In a new memoir, Julie Andrews writes about her Hollywood beginnings. The book, which Andrews co-wrote with her daughter Emma Walton Hamilton, was released in the market on Tuesday.
It spans from her first few days in Los Angeles with the 1964 release of Mary Poppins roughly through 1995, particularly focused on the Sound of Music production. The time frame for the narrative in the book does not include her more recent experiences in the production of "Princess Diaries," "Shrek" and "Despicable Me".
However, the screen and stage icon wrote about the two notable projects that landed Andrews, now 84, her first Oscar Nomination and subsequent one after that: Mary Poppins (won her best actress in the Academy Awards in 1965) and The Sound of Music.
Here are the three takeaway lessons from the actress' Home Work:
Mary Poppins is an icon.
Dick Van Dyke was the man everyone hoped he would be. Andrews wrote that his co-star was "dazzlingly inventive." His sunny personality would always make her roar in laughter, she writes.
Though Andrews won her first Oscar for her role as Mary Poppins, she admits that it was challenging to act in front of the camera rather than on stage in musicals. Van Dyke was one of the people who helped her feel confident in front of the camera and for that, she will forever be thankful.
Walt Disney was exceptional.
Walt Disney and the icon that it is became the welcoming crowd for Andrews' first stint in Hollywood.
She only said good things about him. In fact, she wrote that her first experience working with Walt Disney was far from a disappointment.
A few days after her family decided to move to Los Angeles, they met with the man behind the iconic mouse. She described him in her book as the "kindly uncle." He was proud of what he has accomplished without being boastful.
Andrews recalls that the international empire took the world of film, television and theme parks in a sweep, yet he remained "gracious and modest".
The Sound of Music was life-changing.
When Julie Andrews was offered the role of Maria Von Trapp in The Sound of Music, she was hesitant at first because she was wary that she would be typecasted as a nanny. However, director Bob Wise and Hollywood agent Arthur Park decided to be on board and convinced her.
As they say, the rest is history.

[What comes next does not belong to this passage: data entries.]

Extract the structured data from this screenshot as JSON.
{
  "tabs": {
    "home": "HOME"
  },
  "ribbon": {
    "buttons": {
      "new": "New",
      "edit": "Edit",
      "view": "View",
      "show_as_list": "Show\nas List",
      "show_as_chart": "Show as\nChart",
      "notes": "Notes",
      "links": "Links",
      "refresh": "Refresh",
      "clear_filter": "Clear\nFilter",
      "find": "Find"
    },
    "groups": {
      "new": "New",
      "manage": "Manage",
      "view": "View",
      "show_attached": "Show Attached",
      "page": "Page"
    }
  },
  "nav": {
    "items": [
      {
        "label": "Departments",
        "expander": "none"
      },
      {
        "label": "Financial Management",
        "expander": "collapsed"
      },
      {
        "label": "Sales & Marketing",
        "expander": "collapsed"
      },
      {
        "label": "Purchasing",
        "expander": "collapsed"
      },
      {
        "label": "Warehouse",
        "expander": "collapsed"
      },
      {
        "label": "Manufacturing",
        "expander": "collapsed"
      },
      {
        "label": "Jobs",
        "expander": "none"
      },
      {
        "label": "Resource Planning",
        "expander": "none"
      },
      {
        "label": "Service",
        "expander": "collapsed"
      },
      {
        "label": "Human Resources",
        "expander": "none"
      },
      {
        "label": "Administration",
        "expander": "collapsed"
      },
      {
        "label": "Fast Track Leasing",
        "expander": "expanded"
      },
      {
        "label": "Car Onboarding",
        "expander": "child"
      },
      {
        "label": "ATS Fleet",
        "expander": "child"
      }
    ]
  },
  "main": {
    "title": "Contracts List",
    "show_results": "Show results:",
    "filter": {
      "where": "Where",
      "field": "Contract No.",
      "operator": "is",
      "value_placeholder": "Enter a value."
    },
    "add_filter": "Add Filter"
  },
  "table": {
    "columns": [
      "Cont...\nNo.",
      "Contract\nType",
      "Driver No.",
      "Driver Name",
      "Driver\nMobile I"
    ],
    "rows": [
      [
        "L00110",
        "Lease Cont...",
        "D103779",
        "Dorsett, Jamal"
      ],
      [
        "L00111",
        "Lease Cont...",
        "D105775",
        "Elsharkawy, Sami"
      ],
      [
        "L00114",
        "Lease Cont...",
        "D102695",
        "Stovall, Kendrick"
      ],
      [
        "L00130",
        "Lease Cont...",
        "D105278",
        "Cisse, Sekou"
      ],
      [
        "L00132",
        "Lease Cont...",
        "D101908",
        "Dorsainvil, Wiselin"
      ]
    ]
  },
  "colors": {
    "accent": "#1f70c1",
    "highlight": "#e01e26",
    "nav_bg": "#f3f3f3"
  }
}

Andrews wrote that she will forever be grateful for the nudge she got from Arthur and Bob. She admitted that she was a nervous young woman who didn't know what to do. Nonetheless, their convincing helped her decide. Until now, she remembers it as one of the best decisions she has ever made as an actress and as a person.
Julie Andrews is an award-winning actress. In her book, she recalls all the great things Hollywood has taught her. More than anything, she writes, it is the experience of learning something new that made her want to do more movies.